So Whitey, in his ineffable detachment, had defined himself in reaction to, and had lived in connection with, his surroundings. By inclination, he was not an intellectual; he didn't get off on freewheeling bouts of the verbals. How amazing it was that this so neatly fit the stereotypes of his childhood. Not a single teacher had made a serious attempt to adjust the imprints of his family and their friends. Girls, they understood, couldn't do math and darkies had best be given vocational training so at least they could be useful. Even his best, perhaps his only, friend and companion, who knew beyond a peradventure just how smart one had to be to invent a self and a life and hold them together under pressure, sometimes fell into the trap of associating words with whites and equating vocabulary with intelligence. Blackie didn't know he was doing it, which is normal, but Whitey didn't know how much he was hurt, which is sad.

Picture an emotional Helen Keller: a maelstrom of emotions inside, separated from a storm of sensation outside by a lonely boy with neither the psychic nor the literal vocabulary to discuss the reality of his life, but with the strength to yawp a no and the need to build a yes with tools no one had ever told him existed.

At home, the sounds and the scene papered over the void. Sixties pop was the sound of sensation, the father of rock and the legitimate child of rock'n'roll (whose bastard took after grandpappy Hank Williams and hijacked half of country music). It signified with a smile and coded cool in the words for journalists to (mis)interpret, but it served to calm and to cover as much as to wake and to lead. In this it mirrored as it defined the scene around, the questing, questioning, querulous calls for battle without blood, for instant evolution, for change – right now, all the way but not too far.

Establishment cynics grumbled that the kids weren't serious but never acknowledged how hard it is to conjure up a new destiny. When you call, like Emma Goldman, for a dancing revolution – "Je suis Marxiste, tendence Groucho," said the insurgent students of '68: "I'm for Groucho's style of Marx, brother" – you risk the seduction of the dance for its own sake. Better that by far than the body-numbing and brain-killing monotony of hopelessness that comes with acquiescence. Feeling anything is better than feeling nothing – a credo for freaks and therapists alike.

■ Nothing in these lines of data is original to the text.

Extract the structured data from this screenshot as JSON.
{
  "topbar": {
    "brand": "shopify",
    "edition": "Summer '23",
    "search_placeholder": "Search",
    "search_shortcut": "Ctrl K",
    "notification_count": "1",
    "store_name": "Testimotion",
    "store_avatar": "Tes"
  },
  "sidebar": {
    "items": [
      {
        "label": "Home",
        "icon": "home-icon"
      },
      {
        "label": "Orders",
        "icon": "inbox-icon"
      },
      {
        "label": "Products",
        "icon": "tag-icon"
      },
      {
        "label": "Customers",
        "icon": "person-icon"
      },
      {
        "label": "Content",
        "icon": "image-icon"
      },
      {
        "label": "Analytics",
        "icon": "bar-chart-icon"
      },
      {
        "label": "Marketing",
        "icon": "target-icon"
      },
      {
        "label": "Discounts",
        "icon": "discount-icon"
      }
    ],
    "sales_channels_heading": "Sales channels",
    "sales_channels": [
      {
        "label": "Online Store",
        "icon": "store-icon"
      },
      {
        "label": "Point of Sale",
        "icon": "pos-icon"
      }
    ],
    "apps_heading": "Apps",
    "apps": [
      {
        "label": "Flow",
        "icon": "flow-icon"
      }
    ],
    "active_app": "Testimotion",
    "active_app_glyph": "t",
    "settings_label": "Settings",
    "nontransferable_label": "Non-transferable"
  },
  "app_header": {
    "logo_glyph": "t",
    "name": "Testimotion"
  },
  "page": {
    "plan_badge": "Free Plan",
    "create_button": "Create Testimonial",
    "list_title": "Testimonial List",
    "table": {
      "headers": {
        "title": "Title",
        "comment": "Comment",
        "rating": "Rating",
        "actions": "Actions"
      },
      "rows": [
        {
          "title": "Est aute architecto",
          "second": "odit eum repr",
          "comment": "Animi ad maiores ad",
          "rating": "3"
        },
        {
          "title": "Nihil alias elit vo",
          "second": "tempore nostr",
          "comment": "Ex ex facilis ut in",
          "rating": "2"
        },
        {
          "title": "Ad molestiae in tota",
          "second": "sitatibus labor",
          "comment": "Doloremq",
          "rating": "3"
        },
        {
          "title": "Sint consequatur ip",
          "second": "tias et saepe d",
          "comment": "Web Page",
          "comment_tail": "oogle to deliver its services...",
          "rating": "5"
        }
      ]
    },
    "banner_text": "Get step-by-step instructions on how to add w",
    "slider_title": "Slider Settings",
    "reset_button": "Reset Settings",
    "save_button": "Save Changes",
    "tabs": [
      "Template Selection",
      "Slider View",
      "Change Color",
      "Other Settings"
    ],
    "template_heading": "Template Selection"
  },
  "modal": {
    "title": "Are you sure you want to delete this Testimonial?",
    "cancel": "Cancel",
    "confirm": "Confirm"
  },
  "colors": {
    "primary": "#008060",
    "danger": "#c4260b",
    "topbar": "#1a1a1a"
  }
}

So Whitey in Herat was losing his crutches and slightly scared to walk. On the road, the traditional sources of sensory overload were mostly lost, although the intensifiers were emphatically present. But there were buses and trucks, there was a highway out of town, there was the allure of motion, the invitation of the new. Why stop to think? There was more to see.